This, madam, is a faithful narrative of every event in which we have been concerned together; and if you do not absolutely reject it as false, you will, I hope, acquit me henceforth of cruelty towards Mr. Wickham. I know not in what manner, under what form of falsehood, he has imposed on you; but his success is not, perhaps, to be wondered at. Ignorant as you previously were of every thing concerning either, detection could not be in your power, and suspicion certainly not in your inclination. You may possibly wonder why all this was not told you last night. But I was not then master enough of myself to know what could or ought to be revealed.

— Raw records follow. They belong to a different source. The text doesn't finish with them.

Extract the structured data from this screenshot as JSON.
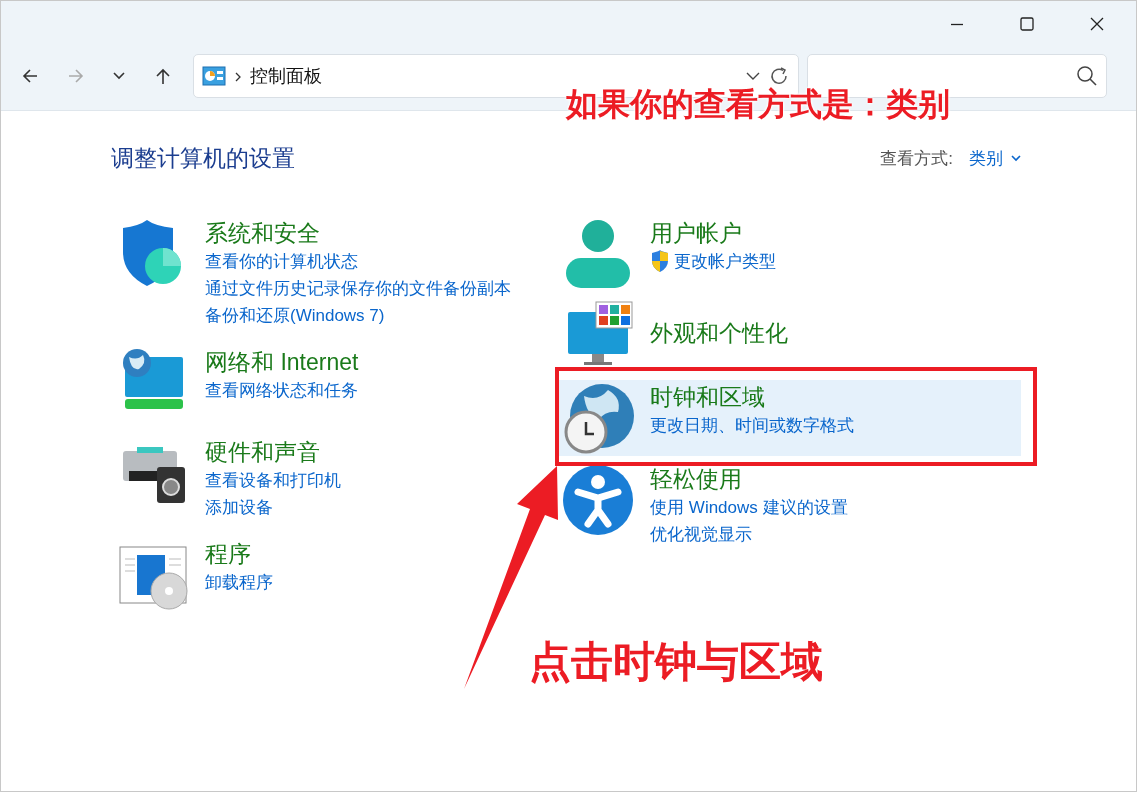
{
  "nav": {
    "back": {
      "disabled": false
    },
    "forward": {
      "disabled": true
    },
    "up": {
      "disabled": false
    }
  },
  "address_bar": {
    "path": "控制面板"
  },
  "heading": "调整计算机的设置",
  "view_by": {
    "label": "查看方式:",
    "value": "类别"
  },
  "columns": [
    {
      "categories": [
        {
          "title": "系统和安全",
          "highlighted": false,
          "links": [
            {
              "text": "查看你的计算机状态",
              "elevated": false
            },
            {
              "text": "通过文件历史记录保存你的文件备份副本",
              "elevated": false
            },
            {
              "text": "备份和还原(Windows 7)",
              "elevated": false
            }
          ]
        },
        {
          "title": "网络和 Internet",
          "highlighted": false,
          "links": [
            {
              "text": "查看网络状态和任务",
              "elevated": false
            }
          ]
        },
        {
          "title": "硬件和声音",
          "highlighted": false,
          "links": [
            {
              "text": "查看设备和打印机",
              "elevated": false
            },
            {
              "text": "添加设备",
              "elevated": false
            }
          ]
        },
        {
          "title": "程序",
          "highlighted": false,
          "links": [
            {
              "text": "卸载程序",
              "elevated": false
            }
          ]
        }
      ]
    },
    {
      "categories": [
        {
          "title": "用户帐户",
          "highlighted": false,
          "links": [
            {
              "text": "更改帐户类型",
              "elevated": true
            }
          ]
        },
        {
          "title": "外观和个性化",
          "highlighted": false
        },
        {
          "title": "时钟和区域",
          "highlighted": true,
          "links": [
            {
              "text": "更改日期、时间或数字格式",
              "elevated": false
            }
          ]
        },
        {
          "title": "轻松使用",
          "highlighted": false,
          "links": [
            {
              "text": "使用 Windows 建议的设置",
              "elevated": false
            },
            {
              "text": "优化视觉显示",
              "elevated": false
            }
          ]
        }
      ]
    }
  ],
  "annotations": [
    {
      "kind": "text",
      "text": "如果你的查看方式是：类别"
    },
    {
      "kind": "box"
    },
    {
      "kind": "arrow"
    },
    {
      "kind": "text",
      "text": "点击时钟与区域"
    }
  ]
}
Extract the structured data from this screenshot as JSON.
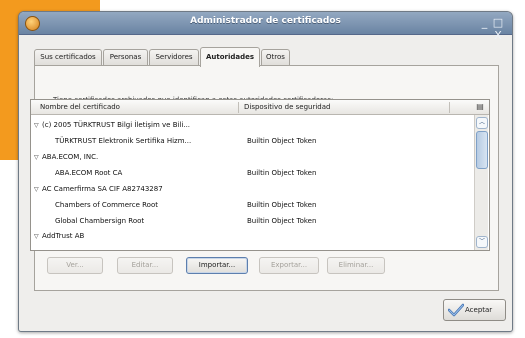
{
  "window": {
    "title": "Administrador de certificados",
    "minimize_label": "_",
    "close_label": "□ X"
  },
  "tabs": [
    {
      "label": "Sus certificados",
      "active": false
    },
    {
      "label": "Personas",
      "active": false
    },
    {
      "label": "Servidores",
      "active": false
    },
    {
      "label": "Autoridades",
      "active": true
    },
    {
      "label": "Otros",
      "active": false
    }
  ],
  "pane": {
    "description": "Tiene certificados archivados que identifican a estas autoridades certificadoras:"
  },
  "table": {
    "columns": [
      "Nombre del certificado",
      "Dispositivo de seguridad"
    ],
    "column_picker_icon": "column-picker-icon",
    "rows": [
      {
        "type": "group",
        "name": "(c) 2005 TÜRKTRUST Bilgi İletişim ve Bili...",
        "device": ""
      },
      {
        "type": "cert",
        "name": "TÜRKTRUST Elektronik Sertifika Hizm...",
        "device": "Builtin Object Token"
      },
      {
        "type": "group",
        "name": "ABA.ECOM, INC.",
        "device": ""
      },
      {
        "type": "cert",
        "name": "ABA.ECOM Root CA",
        "device": "Builtin Object Token"
      },
      {
        "type": "group",
        "name": "AC Camerfirma SA CIF A82743287",
        "device": ""
      },
      {
        "type": "cert",
        "name": "Chambers of Commerce Root",
        "device": "Builtin Object Token"
      },
      {
        "type": "cert",
        "name": "Global Chambersign Root",
        "device": "Builtin Object Token"
      },
      {
        "type": "group",
        "name": "AddTrust AB",
        "device": ""
      }
    ]
  },
  "actions": {
    "view": "Ver...",
    "edit": "Editar...",
    "import": "Importar...",
    "export": "Exportar...",
    "delete": "Eliminar..."
  },
  "ok_button": {
    "label": "Aceptar",
    "icon": "check-ok-icon"
  },
  "colors": {
    "accent": "#f39a1e",
    "titlebar": "#6a84a3",
    "window_bg": "#efeeec"
  }
}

For the truth of every thing here related, I can appeal more particularly to the testimony of Colonel Fitzwilliam, who from our near relationship and constant intimacy, and still more as one of the executors of my father's will, has been unavoidably acquainted with every particular of these transactions. If your abhorrence of me should make my assertions valueless, you cannot be prevented by the same cause from confiding in my cousin; and that there may be the possibility of consulting him, I shall endeavour to find some opportunity of putting this letter in your hands in the course of the morning. I will only add, God bless you.